## EXERCISE
Please print every record exactly as it stands, leaving out the pictures.

══ DATA FOR THIS EXERCISE

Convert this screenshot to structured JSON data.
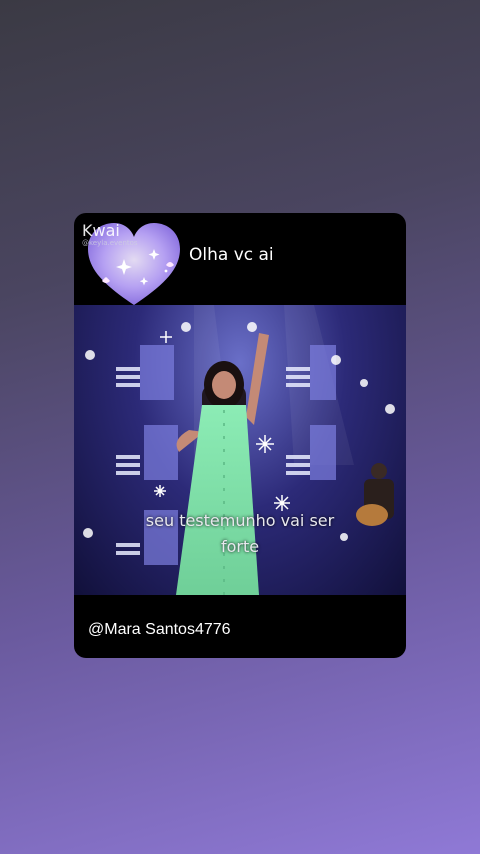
{
  "story": {
    "kwai_brand": "Kwai",
    "kwai_handle": "@keyla.eventos",
    "header_caption": "Olha vc ai",
    "subtitle_line1": "seu testemunho vai ser",
    "subtitle_line2": "forte",
    "username": "@Mara Santos4776"
  },
  "colors": {
    "accent_heart": "#b9a6ff",
    "dress": "#7fe0a8",
    "stage_blue": "#2c2a78"
  },
  "icons": [
    "heart-sticker-icon",
    "kwai-logo-icon",
    "snowflake-icon"
  ]
}
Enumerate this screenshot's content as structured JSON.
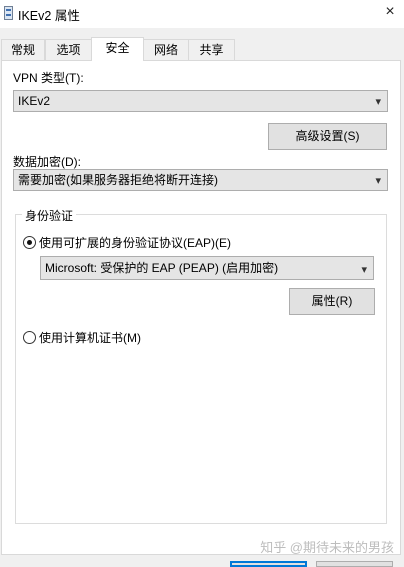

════

## EXERCISE OUTPUT
Convert this screenshot to structured JSON data.
{
  "story": {
    "kwai_brand": "Kwai",
    "kwai_handle": "@keyla.eventos",
    "header_caption": "Olha vc ai",
    "subtitle_line1": "seu testemunho vai ser",
    "subtitle_line2": "forte",
    "username": "@Mara Santos4776"
  },
  "colors": {
    "accent_heart": "#b9a6ff",
    "dress": "#7fe0a8",
    "stage_blue": "#2c2a78"
  },
  "icons": [
    "heart-sticker-icon",
    "kwai-logo-icon",
    "snowflake-icon"
  ]
}
Enumerate this screenshot's content as structured JSON.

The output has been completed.